[Supplied material]

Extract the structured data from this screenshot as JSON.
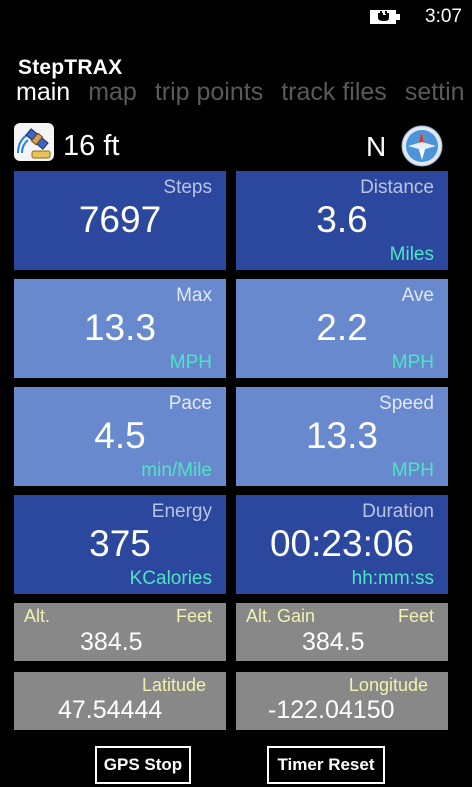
{
  "status": {
    "time": "3:07"
  },
  "app": {
    "title": "StepTRAX"
  },
  "pivot": {
    "items": [
      "main",
      "map",
      "trip points",
      "track files",
      "settin"
    ]
  },
  "header": {
    "accuracy": "16 ft",
    "heading": "N"
  },
  "tiles": {
    "steps": {
      "label": "Steps",
      "value": "7697",
      "unit": ""
    },
    "distance": {
      "label": "Distance",
      "value": "3.6",
      "unit": "Miles"
    },
    "max": {
      "label": "Max",
      "value": "13.3",
      "unit": "MPH"
    },
    "ave": {
      "label": "Ave",
      "value": "2.2",
      "unit": "MPH"
    },
    "pace": {
      "label": "Pace",
      "value": "4.5",
      "unit": "min/Mile"
    },
    "speed": {
      "label": "Speed",
      "value": "13.3",
      "unit": "MPH"
    },
    "energy": {
      "label": "Energy",
      "value": "375",
      "unit": "KCalories"
    },
    "duration": {
      "label": "Duration",
      "value": "00:23:06",
      "unit": "hh:mm:ss"
    }
  },
  "grey": {
    "alt": {
      "label": "Alt.",
      "unit": "Feet",
      "value": "384.5"
    },
    "alt_gain": {
      "label": "Alt. Gain",
      "unit": "Feet",
      "value": "384.5"
    },
    "latitude": {
      "label": "Latitude",
      "value": "47.54444"
    },
    "longitude": {
      "label": "Longitude",
      "value": "-122.04150"
    }
  },
  "buttons": {
    "gps_stop": "GPS Stop",
    "timer_reset": "Timer Reset"
  },
  "colors": {
    "tile_dark": "#2c489e",
    "tile_light": "#6889ce",
    "unit_accent": "#4fe3c5",
    "grey_tile": "#888888",
    "grey_label": "#f2f2b0"
  },
  "icons": {
    "gps": "gps-satellite-icon",
    "compass": "compass-icon",
    "battery": "battery-charging-icon"
  }
}
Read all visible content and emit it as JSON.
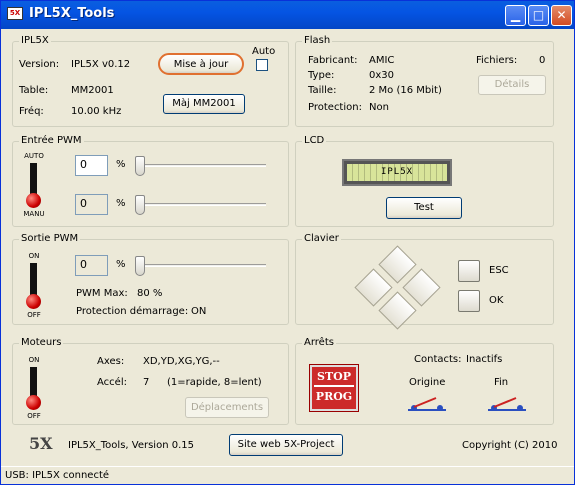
{
  "window": {
    "title": "IPL5X_Tools",
    "icon": "app-5x-icon"
  },
  "ipl5x": {
    "legend": "IPL5X",
    "version_label": "Version:",
    "version_value": "IPL5X v0.12",
    "update_button": "Mise à jour",
    "auto_label": "Auto",
    "auto_checked": false,
    "table_label": "Table:",
    "table_value": "MM2001",
    "freq_label": "Fréq:",
    "freq_value": "10.00 kHz",
    "maj_button": "Màj MM2001"
  },
  "flash": {
    "legend": "Flash",
    "fabricant_label": "Fabricant:",
    "fabricant_value": "AMIC",
    "type_label": "Type:",
    "type_value": "0x30",
    "taille_label": "Taille:",
    "taille_value": "2 Mo (16 Mbit)",
    "protection_label": "Protection:",
    "protection_value": "Non",
    "fichiers_label": "Fichiers:",
    "fichiers_value": "0",
    "details_button": "Détails"
  },
  "pwm_in": {
    "legend": "Entrée PWM",
    "toggle_top": "AUTO",
    "toggle_bottom": "MANU",
    "value1": "0",
    "value2": "0",
    "unit": "%",
    "level1": 0,
    "level2": 0
  },
  "lcd": {
    "legend": "LCD",
    "text": "IPL5X",
    "test_button": "Test"
  },
  "pwm_out": {
    "legend": "Sortie PWM",
    "toggle_top": "ON",
    "toggle_bottom": "OFF",
    "value": "0",
    "unit": "%",
    "level": 0,
    "max_label": "PWM Max:",
    "max_value": "80 %",
    "protect_label": "Protection démarrage:",
    "protect_value": "ON"
  },
  "keypad": {
    "legend": "Clavier",
    "esc_label": "ESC",
    "ok_label": "OK"
  },
  "motors": {
    "legend": "Moteurs",
    "toggle_top": "ON",
    "toggle_bottom": "OFF",
    "axes_label": "Axes:",
    "axes_value": "XD,YD,XG,YG,--",
    "accel_label": "Accél:",
    "accel_value": "7",
    "accel_hint": "(1=rapide, 8=lent)",
    "moves_button": "Déplacements"
  },
  "stops": {
    "legend": "Arrêts",
    "contacts_label": "Contacts:",
    "contacts_value": "Inactifs",
    "stop_line1": "STOP",
    "stop_line2": "PROG",
    "origin_label": "Origine",
    "end_label": "Fin"
  },
  "footer": {
    "logo": "5X",
    "version_text": "IPL5X_Tools, Version  0.15",
    "site_button": "Site web 5X-Project",
    "copyright": "Copyright (C) 2010"
  },
  "status": {
    "text": "USB: IPL5X connecté"
  },
  "colors": {
    "title_bar": "#0554e3",
    "stop_red": "#cc2a2a",
    "lcd_green": "#d8e49a",
    "highlight_orange": "#e07030"
  }
}
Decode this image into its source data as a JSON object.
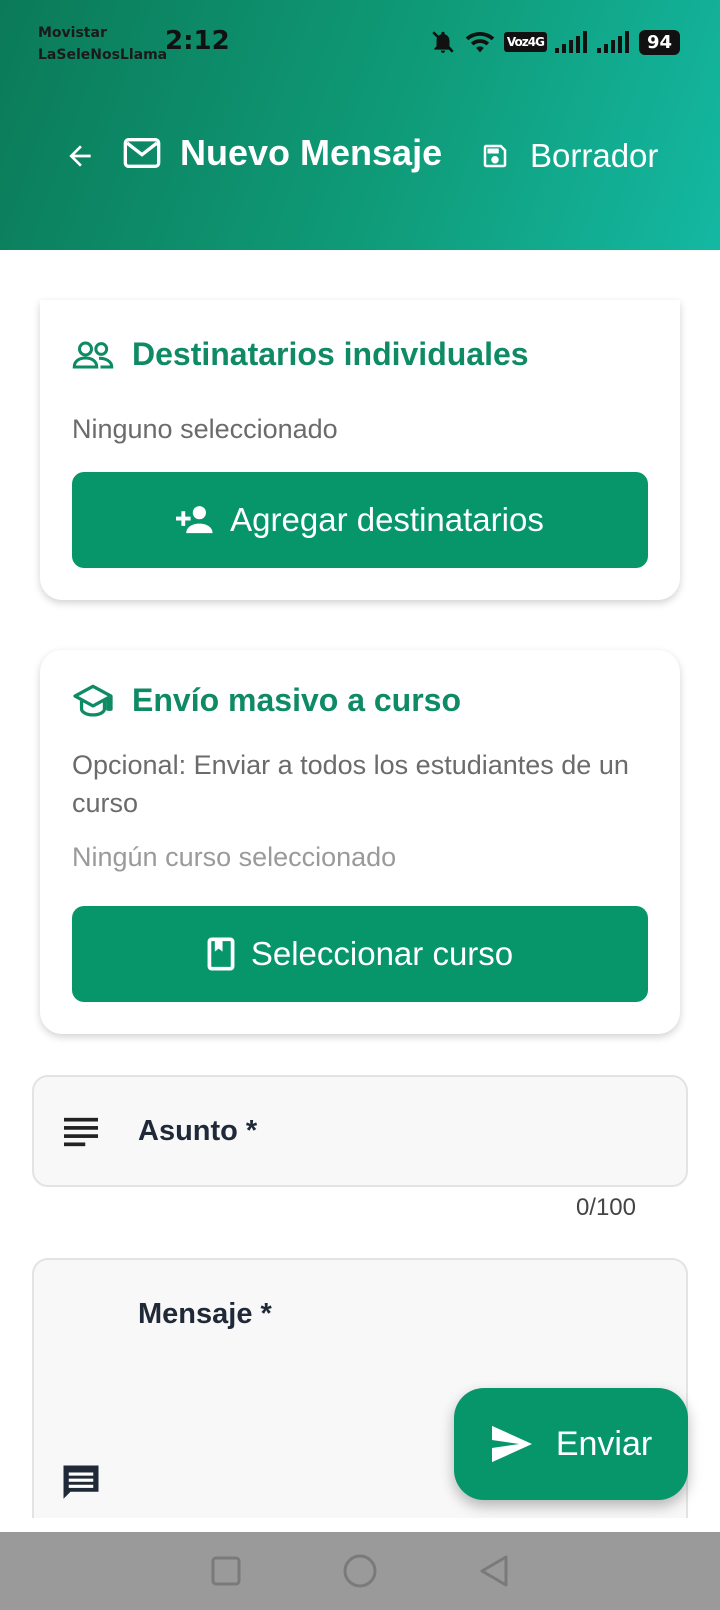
{
  "status_bar": {
    "carrier_line1": "Movistar",
    "carrier_line2": "LaSeleNosLlama",
    "time": "2:12",
    "network_badge": "Voz4G",
    "battery": "94"
  },
  "toolbar": {
    "title": "Nuevo Mensaje",
    "draft_label": "Borrador"
  },
  "individual_recipients": {
    "title": "Destinatarios individuales",
    "status": "Ninguno seleccionado",
    "button_label": "Agregar destinatarios"
  },
  "course_broadcast": {
    "title": "Envío masivo a curso",
    "description": "Opcional: Enviar a todos los estudiantes de un curso",
    "status": "Ningún curso seleccionado",
    "button_label": "Seleccionar curso"
  },
  "subject_field": {
    "label": "Asunto *",
    "counter": "0/100"
  },
  "message_field": {
    "label": "Mensaje *"
  },
  "fab": {
    "label": "Enviar"
  },
  "colors": {
    "primary": "#07966a",
    "title_green": "#0e8a64",
    "header_gradient_start": "#0b7a58",
    "header_gradient_end": "#14b8a2"
  },
  "icons": [
    "back-arrow-icon",
    "mail-icon",
    "save-icon",
    "people-icon",
    "add-person-icon",
    "school-icon",
    "book-icon",
    "subject-lines-icon",
    "message-icon",
    "send-icon"
  ]
}
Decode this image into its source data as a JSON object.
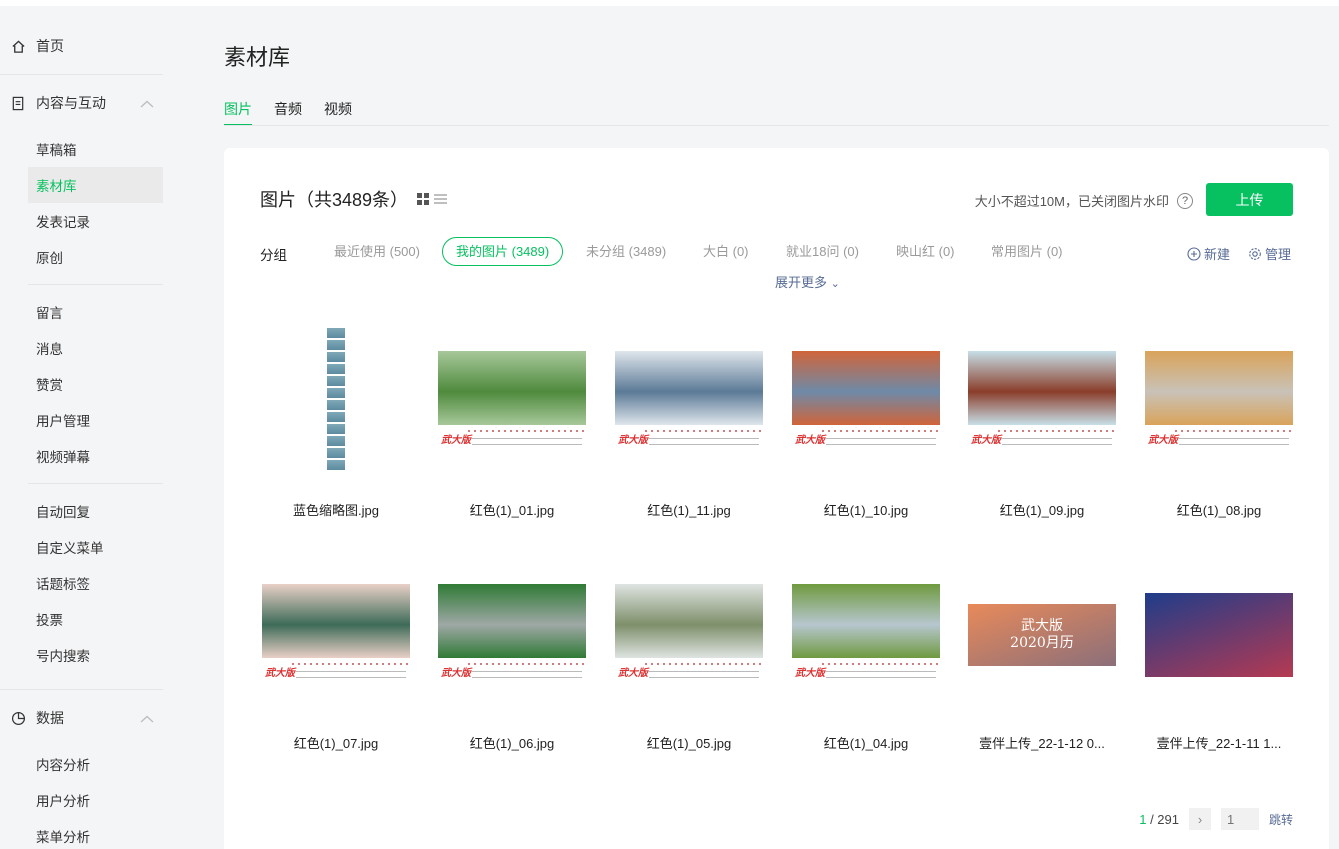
{
  "sidebar": {
    "home": "首页",
    "content_section": "内容与互动",
    "content_items": [
      "草稿箱",
      "素材库",
      "发表记录",
      "原创"
    ],
    "interaction_items": [
      "留言",
      "消息",
      "赞赏",
      "用户管理",
      "视频弹幕"
    ],
    "tool_items": [
      "自动回复",
      "自定义菜单",
      "话题标签",
      "投票",
      "号内搜索"
    ],
    "data_section": "数据",
    "data_items": [
      "内容分析",
      "用户分析",
      "菜单分析"
    ],
    "active_item": "素材库",
    "collapse_icon": "chevron-up-icon"
  },
  "page": {
    "title": "素材库",
    "tabs": [
      "图片",
      "音频",
      "视频"
    ],
    "active_tab": "图片"
  },
  "panel": {
    "heading": "图片（共3489条）",
    "hint": "大小不超过10M，已关闭图片水印",
    "help": "?",
    "upload": "上传",
    "group_label": "分组",
    "groups": [
      "最近使用 (500)",
      "我的图片 (3489)",
      "未分组 (3489)",
      "大白 (0)",
      "就业18问 (0)",
      "映山红 (0)",
      "常用图片 (0)"
    ],
    "active_group": "我的图片 (3489)",
    "new_group": "新建",
    "manage": "管理",
    "expand_more": "展开更多"
  },
  "images": [
    {
      "name": "蓝色缩略图.jpg",
      "kind": "long",
      "colors": [
        "#7fa9b8",
        "#5d8aa0"
      ]
    },
    {
      "name": "红色(1)_01.jpg",
      "kind": "calendar",
      "colors": [
        "#a7c89a",
        "#4f8a3d"
      ]
    },
    {
      "name": "红色(1)_11.jpg",
      "kind": "calendar",
      "colors": [
        "#dfe6ec",
        "#5b7a96"
      ]
    },
    {
      "name": "红色(1)_10.jpg",
      "kind": "calendar",
      "colors": [
        "#d0643a",
        "#6e8aa8"
      ]
    },
    {
      "name": "红色(1)_09.jpg",
      "kind": "calendar",
      "colors": [
        "#c7dfe8",
        "#8a3d2a"
      ]
    },
    {
      "name": "红色(1)_08.jpg",
      "kind": "calendar",
      "colors": [
        "#d9a35a",
        "#c9c2b8"
      ]
    },
    {
      "name": "红色(1)_07.jpg",
      "kind": "calendar",
      "colors": [
        "#e9d0c7",
        "#3e6b58"
      ]
    },
    {
      "name": "红色(1)_06.jpg",
      "kind": "calendar",
      "colors": [
        "#2f7a35",
        "#9fa8a6"
      ]
    },
    {
      "name": "红色(1)_05.jpg",
      "kind": "calendar",
      "colors": [
        "#dfe4e2",
        "#7e8f6a"
      ]
    },
    {
      "name": "红色(1)_04.jpg",
      "kind": "calendar",
      "colors": [
        "#6f9a3f",
        "#b7c6cf"
      ]
    },
    {
      "name": "壹伴上传_22-1-12 0...",
      "kind": "photo",
      "caption": "武大版 2020月历",
      "colors": [
        "#e88a5a",
        "#8b6f7a"
      ]
    },
    {
      "name": "壹伴上传_22-1-11 1...",
      "kind": "photo",
      "caption": "",
      "colors": [
        "#1f3c8a",
        "#b53a52"
      ]
    }
  ],
  "pager": {
    "current": "1",
    "total": "/ 291",
    "next": "›",
    "input_placeholder": "1",
    "jump": "跳转"
  }
}
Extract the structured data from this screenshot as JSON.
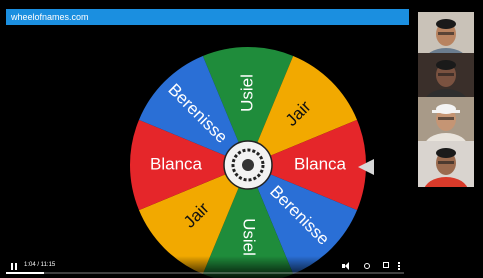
{
  "app": {
    "title": "wheelofnames.com"
  },
  "wheel": {
    "segments": [
      {
        "label": "Usiel",
        "color": "#1f8c3b"
      },
      {
        "label": "Jair",
        "color": "#f2a900"
      },
      {
        "label": "Blanca",
        "color": "#e5262a"
      },
      {
        "label": "Berenisse",
        "color": "#2a6fd6"
      },
      {
        "label": "Usiel",
        "color": "#1f8c3b"
      },
      {
        "label": "Jair",
        "color": "#f2a900"
      },
      {
        "label": "Blanca",
        "color": "#e5262a"
      },
      {
        "label": "Berenisse",
        "color": "#2a6fd6"
      }
    ]
  },
  "player": {
    "time": "1:04 / 11:15",
    "progress": 0.095
  },
  "participants": [
    {
      "shirt": "#6b7d8f",
      "skin": "#b88360",
      "bg": "#c9c2b8",
      "hat": false
    },
    {
      "shirt": "#2e2e2e",
      "skin": "#7a5240",
      "bg": "#3a2f2a",
      "hat": false
    },
    {
      "shirt": "#e9e4dc",
      "skin": "#c59574",
      "bg": "#a89a88",
      "hat": true
    },
    {
      "shirt": "#d93a2a",
      "skin": "#9a6a4e",
      "bg": "#d9d4cf",
      "hat": false
    }
  ]
}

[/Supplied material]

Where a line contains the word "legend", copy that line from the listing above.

    "legend": "IPL5X",
    "legend": "Flash",
    "legend": "Entrée PWM",
    "legend": "LCD",
    "legend": "Sortie PWM",
    "legend": "Clavier",
    "legend": "Moteurs",
    "legend": "Arrêts",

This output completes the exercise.